The research shows that women are less likely to receive mentorship from men, even if they are equally talented. Receiving mentorship has been linked to increased work outcomes, like better opportunities for advancement, greater developmental opportunities, and increased salary. Thus, if women are getting fewer mentors than men at work, the lack of mentorship for women may be driving gender inequality at work. Specifically, women may be less likely to be promoted to executive levels, hold Board seats, or to make the same salary as their male counterparts. However, it can be difficult to find a good mentor. In the absence of a formal mentoring program, women may have to proactively ask for mentorship instead of expecting to be mentored (as is more likely to be men’s experience). But, how do you find a good mentor?

Research suggests that there are some key things to look for when attempting to identify a good mentor. First, whoever you choose should be well-connected within the organization. Without the ability to link you with powerful individuals at work, the mentor’s impact is limited. Second, and relatedly, the mentor should be willing to introduce you to individuals who would be helpful for you to know across the organization. Take note of anyone who has made these connections for you before – would they be willing to serve as a formal mentor for you? If this hasn’t happened yet, ask this question (in a tactful way) when approaching someone about mentorship. Try something like “I know that you have so many wonderful connections across the organization. I would love to learn from their experience. Do you think that you might be willing to introduce me to some folks who would be willing to talk with me about their careers?”. Third, a mentor is willing to spend time talking with you about your goals, as well as their perceptions of your strengths and weaknesses. Mentors then look for opportunities to help you bridge the gap between where you are now and where you’d like to go. You may have someone who has offered to do this informally – this person may be a good mentor. However, you want to make sure that your mentor is willing to put the time in on a consistent basis. For this reason, you might want to ask the person you are approaching if they would be willing to meet with you informally once a month, to ensure that this conversation continues and has structure. You also have to hold up your end of the bargain – take notes and write down action steps at the end of each meeting so that you are always making forward progress. Then, feed that information back to your mentor so they know that they are helping you. Following this process goes a long way in promoting mentor and mentee engagement.

Finally, good mentors for women at work are conscious of the fact that women still tend to be assigned greater responsibilities at home than men do, with regard to housework and childcare responsibilities. Your mentor should help you to work through these challenges and provide support for you in doing so. If your mentor is constantly in the office, never takes breaks and seems not to have a life outside of the office, their advice may create more stress than comfort. Finding a mentor who seems to be able to balance work and life will help you to create healthy strategies for doing so yourself, which creates a more sustainable plan in the long run for women who wish to remain active in both spheres.

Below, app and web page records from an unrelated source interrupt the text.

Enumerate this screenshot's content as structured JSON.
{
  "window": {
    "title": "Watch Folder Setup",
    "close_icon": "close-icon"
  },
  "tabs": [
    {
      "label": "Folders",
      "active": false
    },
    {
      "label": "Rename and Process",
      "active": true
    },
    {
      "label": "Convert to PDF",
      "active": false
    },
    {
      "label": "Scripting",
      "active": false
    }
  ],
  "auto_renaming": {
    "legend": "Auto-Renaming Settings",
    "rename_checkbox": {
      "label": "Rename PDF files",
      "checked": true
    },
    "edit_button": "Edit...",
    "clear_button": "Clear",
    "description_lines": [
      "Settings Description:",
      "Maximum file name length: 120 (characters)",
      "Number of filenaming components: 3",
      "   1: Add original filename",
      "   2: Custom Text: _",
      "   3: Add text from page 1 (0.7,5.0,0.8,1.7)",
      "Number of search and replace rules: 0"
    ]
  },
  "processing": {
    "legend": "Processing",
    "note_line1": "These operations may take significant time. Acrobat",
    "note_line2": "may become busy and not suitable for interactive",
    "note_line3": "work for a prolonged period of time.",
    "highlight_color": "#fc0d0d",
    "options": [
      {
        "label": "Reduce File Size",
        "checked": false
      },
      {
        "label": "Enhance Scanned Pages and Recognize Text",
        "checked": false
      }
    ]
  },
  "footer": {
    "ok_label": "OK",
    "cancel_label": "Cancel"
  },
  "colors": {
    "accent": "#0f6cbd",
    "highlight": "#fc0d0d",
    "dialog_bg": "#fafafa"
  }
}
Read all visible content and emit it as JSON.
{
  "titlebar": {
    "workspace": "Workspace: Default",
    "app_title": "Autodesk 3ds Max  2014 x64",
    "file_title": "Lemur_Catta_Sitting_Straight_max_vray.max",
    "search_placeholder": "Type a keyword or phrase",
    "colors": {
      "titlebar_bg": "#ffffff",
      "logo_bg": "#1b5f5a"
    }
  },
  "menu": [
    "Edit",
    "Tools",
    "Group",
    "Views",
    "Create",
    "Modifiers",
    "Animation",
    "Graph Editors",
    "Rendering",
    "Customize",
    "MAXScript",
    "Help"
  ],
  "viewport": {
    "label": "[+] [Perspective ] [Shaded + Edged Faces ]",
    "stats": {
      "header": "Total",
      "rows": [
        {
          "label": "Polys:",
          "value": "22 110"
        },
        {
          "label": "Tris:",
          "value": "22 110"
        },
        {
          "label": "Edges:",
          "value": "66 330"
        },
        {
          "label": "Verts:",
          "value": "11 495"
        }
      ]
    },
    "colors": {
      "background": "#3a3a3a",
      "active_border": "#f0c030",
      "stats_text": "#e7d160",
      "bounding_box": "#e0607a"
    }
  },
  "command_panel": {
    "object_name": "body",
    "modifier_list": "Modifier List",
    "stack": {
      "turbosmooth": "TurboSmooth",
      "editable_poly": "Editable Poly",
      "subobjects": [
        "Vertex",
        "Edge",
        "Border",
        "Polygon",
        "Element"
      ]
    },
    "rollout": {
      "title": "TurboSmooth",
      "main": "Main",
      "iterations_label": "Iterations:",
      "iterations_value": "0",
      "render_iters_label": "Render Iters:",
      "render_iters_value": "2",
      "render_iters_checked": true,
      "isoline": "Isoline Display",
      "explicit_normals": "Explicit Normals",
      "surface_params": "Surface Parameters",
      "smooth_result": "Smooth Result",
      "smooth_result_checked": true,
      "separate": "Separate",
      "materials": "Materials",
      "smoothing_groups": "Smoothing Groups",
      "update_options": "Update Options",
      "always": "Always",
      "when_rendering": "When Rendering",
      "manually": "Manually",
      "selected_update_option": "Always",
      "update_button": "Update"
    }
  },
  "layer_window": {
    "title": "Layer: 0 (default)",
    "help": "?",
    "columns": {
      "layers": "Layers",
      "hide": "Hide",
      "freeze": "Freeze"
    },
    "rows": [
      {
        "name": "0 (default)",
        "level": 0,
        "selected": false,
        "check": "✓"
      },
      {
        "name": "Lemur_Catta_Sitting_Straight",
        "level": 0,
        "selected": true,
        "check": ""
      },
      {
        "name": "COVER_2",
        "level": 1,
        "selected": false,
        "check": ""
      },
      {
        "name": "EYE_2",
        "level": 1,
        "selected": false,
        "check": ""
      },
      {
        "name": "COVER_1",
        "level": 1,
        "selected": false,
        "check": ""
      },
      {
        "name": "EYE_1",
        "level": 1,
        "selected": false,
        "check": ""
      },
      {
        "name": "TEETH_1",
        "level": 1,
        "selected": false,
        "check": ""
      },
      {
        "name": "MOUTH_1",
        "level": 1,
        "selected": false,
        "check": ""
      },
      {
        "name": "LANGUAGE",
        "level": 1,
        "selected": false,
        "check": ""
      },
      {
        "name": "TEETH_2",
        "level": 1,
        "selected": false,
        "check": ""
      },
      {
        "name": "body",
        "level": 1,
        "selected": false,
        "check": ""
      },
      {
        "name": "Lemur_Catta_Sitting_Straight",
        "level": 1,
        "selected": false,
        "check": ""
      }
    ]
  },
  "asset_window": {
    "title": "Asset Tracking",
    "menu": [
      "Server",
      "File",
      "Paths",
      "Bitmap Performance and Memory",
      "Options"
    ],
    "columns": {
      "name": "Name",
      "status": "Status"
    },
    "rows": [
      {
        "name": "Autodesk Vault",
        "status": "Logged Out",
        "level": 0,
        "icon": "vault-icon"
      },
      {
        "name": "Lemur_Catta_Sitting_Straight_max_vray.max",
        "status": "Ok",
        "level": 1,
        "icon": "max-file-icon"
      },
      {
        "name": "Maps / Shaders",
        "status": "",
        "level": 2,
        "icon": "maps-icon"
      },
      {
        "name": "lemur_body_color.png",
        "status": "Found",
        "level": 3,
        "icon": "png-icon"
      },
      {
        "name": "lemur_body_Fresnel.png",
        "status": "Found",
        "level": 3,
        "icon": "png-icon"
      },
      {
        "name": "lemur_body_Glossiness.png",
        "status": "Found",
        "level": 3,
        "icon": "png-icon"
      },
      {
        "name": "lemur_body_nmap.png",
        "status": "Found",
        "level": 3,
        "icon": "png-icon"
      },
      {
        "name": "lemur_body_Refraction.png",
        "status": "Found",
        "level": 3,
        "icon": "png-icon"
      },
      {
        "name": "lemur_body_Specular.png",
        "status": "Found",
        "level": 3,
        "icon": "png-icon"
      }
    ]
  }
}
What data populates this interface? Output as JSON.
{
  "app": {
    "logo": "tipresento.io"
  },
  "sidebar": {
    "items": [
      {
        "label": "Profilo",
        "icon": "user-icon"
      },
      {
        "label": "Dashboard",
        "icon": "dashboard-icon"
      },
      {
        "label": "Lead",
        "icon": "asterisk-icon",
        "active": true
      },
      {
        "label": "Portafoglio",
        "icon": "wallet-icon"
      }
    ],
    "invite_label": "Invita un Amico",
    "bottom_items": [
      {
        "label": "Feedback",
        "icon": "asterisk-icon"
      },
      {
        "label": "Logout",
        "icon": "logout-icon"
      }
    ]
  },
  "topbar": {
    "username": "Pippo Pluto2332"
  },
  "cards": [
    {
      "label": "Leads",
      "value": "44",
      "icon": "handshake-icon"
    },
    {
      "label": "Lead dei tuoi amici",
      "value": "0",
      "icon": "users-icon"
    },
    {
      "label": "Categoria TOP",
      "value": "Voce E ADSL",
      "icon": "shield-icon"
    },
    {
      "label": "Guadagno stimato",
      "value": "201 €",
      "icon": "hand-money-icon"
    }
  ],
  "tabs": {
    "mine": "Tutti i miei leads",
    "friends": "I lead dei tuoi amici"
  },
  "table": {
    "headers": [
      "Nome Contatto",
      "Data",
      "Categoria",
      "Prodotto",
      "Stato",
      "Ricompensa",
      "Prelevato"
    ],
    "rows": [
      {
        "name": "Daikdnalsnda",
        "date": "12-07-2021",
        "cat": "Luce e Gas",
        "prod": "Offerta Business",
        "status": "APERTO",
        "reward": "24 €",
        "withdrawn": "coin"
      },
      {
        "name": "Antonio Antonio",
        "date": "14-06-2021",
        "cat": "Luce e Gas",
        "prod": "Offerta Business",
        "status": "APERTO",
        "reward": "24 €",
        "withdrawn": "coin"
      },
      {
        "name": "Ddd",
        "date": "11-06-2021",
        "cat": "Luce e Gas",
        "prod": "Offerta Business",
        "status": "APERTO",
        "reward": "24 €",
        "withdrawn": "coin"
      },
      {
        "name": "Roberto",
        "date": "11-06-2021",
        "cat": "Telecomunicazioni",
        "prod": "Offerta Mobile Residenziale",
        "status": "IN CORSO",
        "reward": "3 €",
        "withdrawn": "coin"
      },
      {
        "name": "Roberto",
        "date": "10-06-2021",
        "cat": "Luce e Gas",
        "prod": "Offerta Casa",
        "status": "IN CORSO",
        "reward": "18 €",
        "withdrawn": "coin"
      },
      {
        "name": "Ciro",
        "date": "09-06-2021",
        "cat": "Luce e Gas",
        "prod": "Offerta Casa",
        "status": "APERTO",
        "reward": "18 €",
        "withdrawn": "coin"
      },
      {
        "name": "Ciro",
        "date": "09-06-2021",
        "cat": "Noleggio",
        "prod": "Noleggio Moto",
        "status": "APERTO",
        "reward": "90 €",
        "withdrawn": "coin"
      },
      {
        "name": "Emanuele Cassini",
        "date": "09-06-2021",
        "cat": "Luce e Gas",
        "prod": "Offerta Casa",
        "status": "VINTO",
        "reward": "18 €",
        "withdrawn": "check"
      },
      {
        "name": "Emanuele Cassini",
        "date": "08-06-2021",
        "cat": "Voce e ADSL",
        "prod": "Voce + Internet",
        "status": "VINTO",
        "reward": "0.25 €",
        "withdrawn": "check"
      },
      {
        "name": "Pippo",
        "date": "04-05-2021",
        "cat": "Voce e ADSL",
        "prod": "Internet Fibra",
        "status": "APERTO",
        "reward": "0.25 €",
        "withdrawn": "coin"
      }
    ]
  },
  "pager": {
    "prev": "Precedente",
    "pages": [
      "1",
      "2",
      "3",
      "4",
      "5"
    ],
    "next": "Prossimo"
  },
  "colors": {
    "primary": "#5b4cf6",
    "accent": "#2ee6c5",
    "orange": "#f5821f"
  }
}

Overall, it’s important for women to have mentorship but they are less likely to have mentors organically approach them, compared to their male counterparts. Asking for a mentor can help, but you have to know who to look for. The mentor-mentee relationship can be very powerful but it has to be a good fit. Finding your best fit mentor can help to level the playing field and ensure long-term success.